Why Can’T I Squat Without Leaning Forward?

Why do I fall forward when I squat?

If you are falling forward you are NOT keeping the barbell over mid foot.

The squat is a balancing act; the second you let the bar drift away from its ideal vertical straight bar path over mid foot, you’ve lost balance.

If your feet had 4 corners, keep all four corners glued into the ground..

How do you fix a leaning forward head?

Chin tucks are one of the key exercises recommended to help keep the head aligned above the spine. Stand with your upper back against a wall, feet shoulder-width apart. Face forward, tuck your chin down, and pull your head back until it meets the wall. Hold the stretch for 5 seconds before resting, and repeat 10 times.

Why can’t I do a squat?

Often times, flat feet are weak feet. Anytime you lose stability in your foot, it can compromise optimal mechanics in any of joints above. The most common issue I see in people with flat feet who attempt to squat, is that their arch collapses and their knees moved into a valgus position.

How do I stop leaning forward when squatting?

There are five solutions to fixing a forward lean when squatting: (1) getting your upper back tighter before unracking the barbell, (2) activating your feet to find your balance, (3) building up your quad strength, (4) building up your upper back strength, and (5) stretching your hips.

Why does my body lean forward?

People who have the appearance of swaying backwards, caused by weak muscles in the abdomen and lower back, are tilters. This posture often appears in women who wear high heels, which causes the pelvis to tilt forward.

Do deep squats build more muscle?

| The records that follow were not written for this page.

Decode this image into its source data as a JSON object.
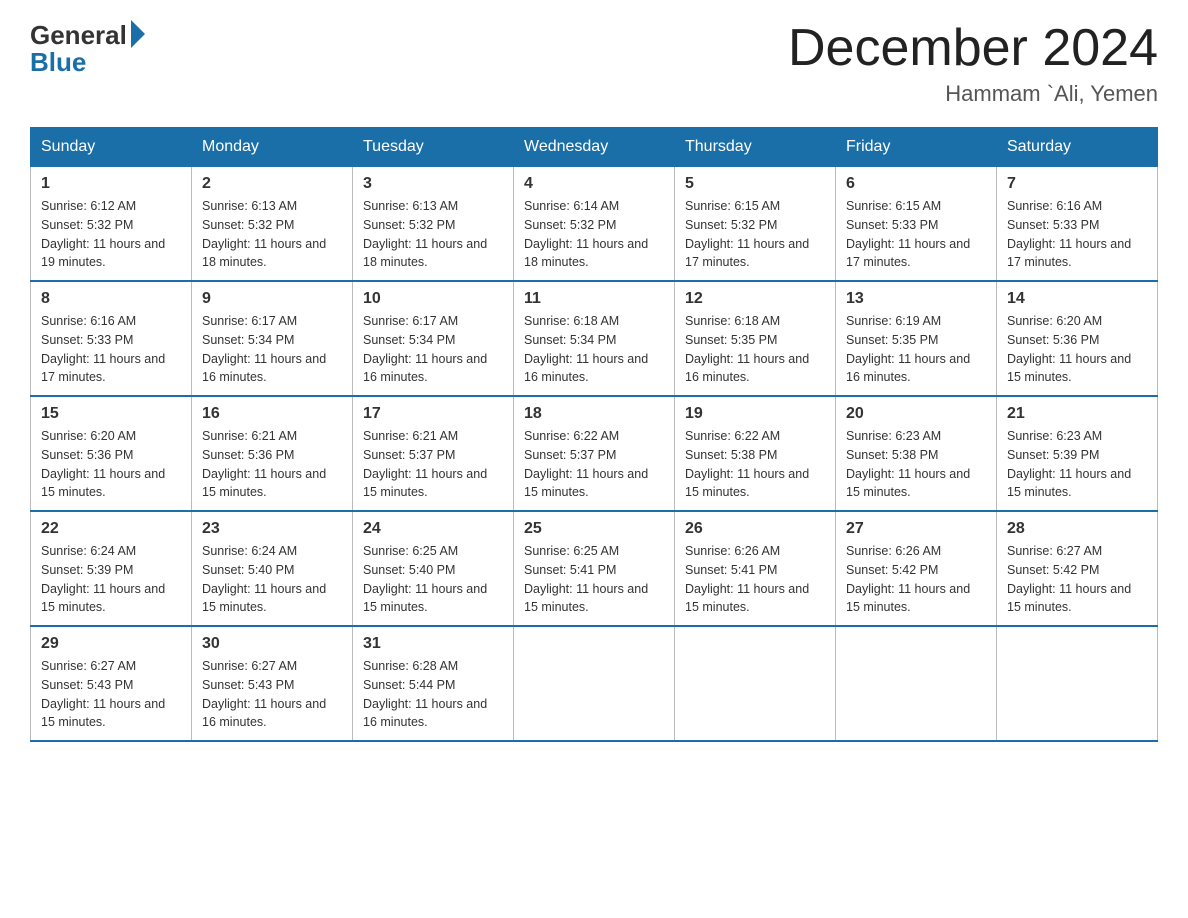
{
  "header": {
    "logo_general": "General",
    "logo_blue": "Blue",
    "month_year": "December 2024",
    "location": "Hammam `Ali, Yemen"
  },
  "days_of_week": [
    "Sunday",
    "Monday",
    "Tuesday",
    "Wednesday",
    "Thursday",
    "Friday",
    "Saturday"
  ],
  "weeks": [
    [
      {
        "day": "1",
        "sunrise": "6:12 AM",
        "sunset": "5:32 PM",
        "daylight": "11 hours and 19 minutes."
      },
      {
        "day": "2",
        "sunrise": "6:13 AM",
        "sunset": "5:32 PM",
        "daylight": "11 hours and 18 minutes."
      },
      {
        "day": "3",
        "sunrise": "6:13 AM",
        "sunset": "5:32 PM",
        "daylight": "11 hours and 18 minutes."
      },
      {
        "day": "4",
        "sunrise": "6:14 AM",
        "sunset": "5:32 PM",
        "daylight": "11 hours and 18 minutes."
      },
      {
        "day": "5",
        "sunrise": "6:15 AM",
        "sunset": "5:32 PM",
        "daylight": "11 hours and 17 minutes."
      },
      {
        "day": "6",
        "sunrise": "6:15 AM",
        "sunset": "5:33 PM",
        "daylight": "11 hours and 17 minutes."
      },
      {
        "day": "7",
        "sunrise": "6:16 AM",
        "sunset": "5:33 PM",
        "daylight": "11 hours and 17 minutes."
      }
    ],
    [
      {
        "day": "8",
        "sunrise": "6:16 AM",
        "sunset": "5:33 PM",
        "daylight": "11 hours and 17 minutes."
      },
      {
        "day": "9",
        "sunrise": "6:17 AM",
        "sunset": "5:34 PM",
        "daylight": "11 hours and 16 minutes."
      },
      {
        "day": "10",
        "sunrise": "6:17 AM",
        "sunset": "5:34 PM",
        "daylight": "11 hours and 16 minutes."
      },
      {
        "day": "11",
        "sunrise": "6:18 AM",
        "sunset": "5:34 PM",
        "daylight": "11 hours and 16 minutes."
      },
      {
        "day": "12",
        "sunrise": "6:18 AM",
        "sunset": "5:35 PM",
        "daylight": "11 hours and 16 minutes."
      },
      {
        "day": "13",
        "sunrise": "6:19 AM",
        "sunset": "5:35 PM",
        "daylight": "11 hours and 16 minutes."
      },
      {
        "day": "14",
        "sunrise": "6:20 AM",
        "sunset": "5:36 PM",
        "daylight": "11 hours and 15 minutes."
      }
    ],
    [
      {
        "day": "15",
        "sunrise": "6:20 AM",
        "sunset": "5:36 PM",
        "daylight": "11 hours and 15 minutes."
      },
      {
        "day": "16",
        "sunrise": "6:21 AM",
        "sunset": "5:36 PM",
        "daylight": "11 hours and 15 minutes."
      },
      {
        "day": "17",
        "sunrise": "6:21 AM",
        "sunset": "5:37 PM",
        "daylight": "11 hours and 15 minutes."
      },
      {
        "day": "18",
        "sunrise": "6:22 AM",
        "sunset": "5:37 PM",
        "daylight": "11 hours and 15 minutes."
      },
      {
        "day": "19",
        "sunrise": "6:22 AM",
        "sunset": "5:38 PM",
        "daylight": "11 hours and 15 minutes."
      },
      {
        "day": "20",
        "sunrise": "6:23 AM",
        "sunset": "5:38 PM",
        "daylight": "11 hours and 15 minutes."
      },
      {
        "day": "21",
        "sunrise": "6:23 AM",
        "sunset": "5:39 PM",
        "daylight": "11 hours and 15 minutes."
      }
    ],
    [
      {
        "day": "22",
        "sunrise": "6:24 AM",
        "sunset": "5:39 PM",
        "daylight": "11 hours and 15 minutes."
      },
      {
        "day": "23",
        "sunrise": "6:24 AM",
        "sunset": "5:40 PM",
        "daylight": "11 hours and 15 minutes."
      },
      {
        "day": "24",
        "sunrise": "6:25 AM",
        "sunset": "5:40 PM",
        "daylight": "11 hours and 15 minutes."
      },
      {
        "day": "25",
        "sunrise": "6:25 AM",
        "sunset": "5:41 PM",
        "daylight": "11 hours and 15 minutes."
      },
      {
        "day": "26",
        "sunrise": "6:26 AM",
        "sunset": "5:41 PM",
        "daylight": "11 hours and 15 minutes."
      },
      {
        "day": "27",
        "sunrise": "6:26 AM",
        "sunset": "5:42 PM",
        "daylight": "11 hours and 15 minutes."
      },
      {
        "day": "28",
        "sunrise": "6:27 AM",
        "sunset": "5:42 PM",
        "daylight": "11 hours and 15 minutes."
      }
    ],
    [
      {
        "day": "29",
        "sunrise": "6:27 AM",
        "sunset": "5:43 PM",
        "daylight": "11 hours and 15 minutes."
      },
      {
        "day": "30",
        "sunrise": "6:27 AM",
        "sunset": "5:43 PM",
        "daylight": "11 hours and 16 minutes."
      },
      {
        "day": "31",
        "sunrise": "6:28 AM",
        "sunset": "5:44 PM",
        "daylight": "11 hours and 16 minutes."
      },
      null,
      null,
      null,
      null
    ]
  ]
}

Deep squats build stronger legs As a result, your soleus (the calf), hamstrings, quadriceps, glutes, abdominals (core stability), hip adductors and erector spinae are all engaged during the back squat. Even the traps have to work to stabilize the bar as it’s racked across your back.

Why can’t ti sit in deep squat?

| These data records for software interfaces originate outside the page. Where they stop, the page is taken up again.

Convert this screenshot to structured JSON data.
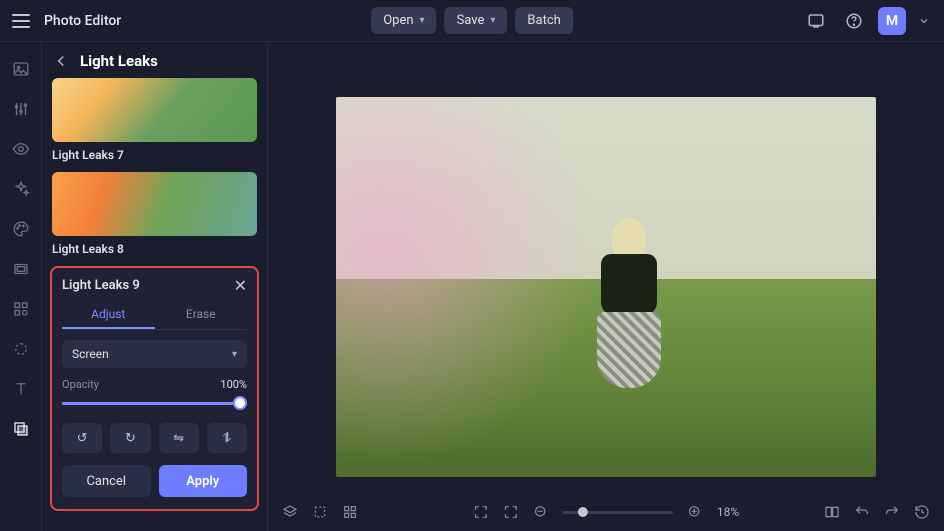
{
  "header": {
    "app_title": "Photo Editor",
    "open_label": "Open",
    "save_label": "Save",
    "batch_label": "Batch",
    "avatar_letter": "M"
  },
  "panel": {
    "title": "Light Leaks",
    "presets": [
      {
        "label": "Light Leaks 7"
      },
      {
        "label": "Light Leaks 8"
      }
    ]
  },
  "effect": {
    "name": "Light Leaks 9",
    "tabs": {
      "adjust": "Adjust",
      "erase": "Erase"
    },
    "blend_mode": "Screen",
    "opacity_label": "Opacity",
    "opacity_value": "100%",
    "cancel_label": "Cancel",
    "apply_label": "Apply"
  },
  "bottom": {
    "zoom_label": "18%"
  }
}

If you can’t squat properly, your joints are probably too stiff and your muscles too tight. That causes you to lose your ability to move properly, which in turn affects delicate areas such as your knees and back. … Humans were meant to sit in the squat position.

Why can’t I keep my balance when I squat?

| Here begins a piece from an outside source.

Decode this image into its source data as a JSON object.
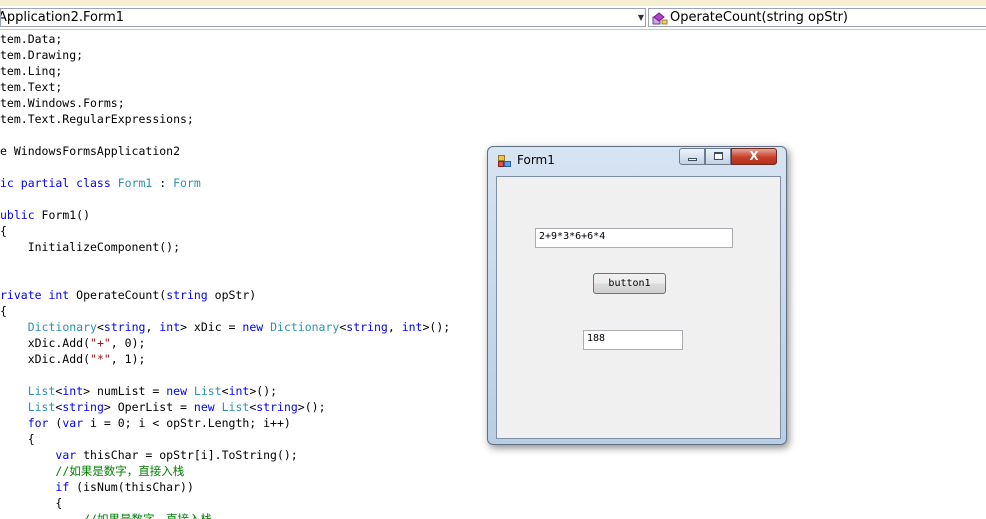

Remember with squats you are lowering your hips, not your back. If your hips aren’t getting low enough it will throw off your balance as well (pushing your balance on your toes). … This will allow you greater control while doing the squat. Also don’t go so far down that you risk injury.

How can I improve my squat upright?

I generally have the lifters stand as upright as possible, squeeze the glutes, and lean back so that all their weight is distributed on the heels – still keeping an upright position = shoulders, hips, knees, ankles still aligned- then sit straight down while focusing on keeping that chest upright.

Should you lean forward when squatting?

Still, too much forward lean is never a good idea when squatting. The easiest way to correct this problem is to keep your upper back tight and your chest out throughout the entire exercise.

Why do my shoulders lean forward?

Conditions such as text neck and rounded shoulders are some of the most common ways poor posture begins. Any activity that causes the body to look down and forward for long periods of time can contribute to slumped shoulders. These positions disrupt how the muscles in the neck, back, and shoulders normally function.

Why can’t I squat with my feet straight?

Squatting with the feet straight forward requires more mobility, but it is NOT the most effective foot placement for squats for most individuals. During the squat, the entire lower extremity, including the thigh, lower leg, and foot should be in a straight line to optimize loading potential.

Do squats improve balance?

Squats strengthen ligaments and stabilizer muscles, which are responsible for most of the athletic injuries. Doing squats will improve balance and flexibility and prevent possible injuries.

Is leaning forward bad?

If there’s one cardinal rule of desk posture, it’s to never reach or lean forward. For every inch your head tilts forward, your spine takes on the equivalent of an extra 10 pounds. This strains your muscles in a big way and can lead to headaches, back pain, and more.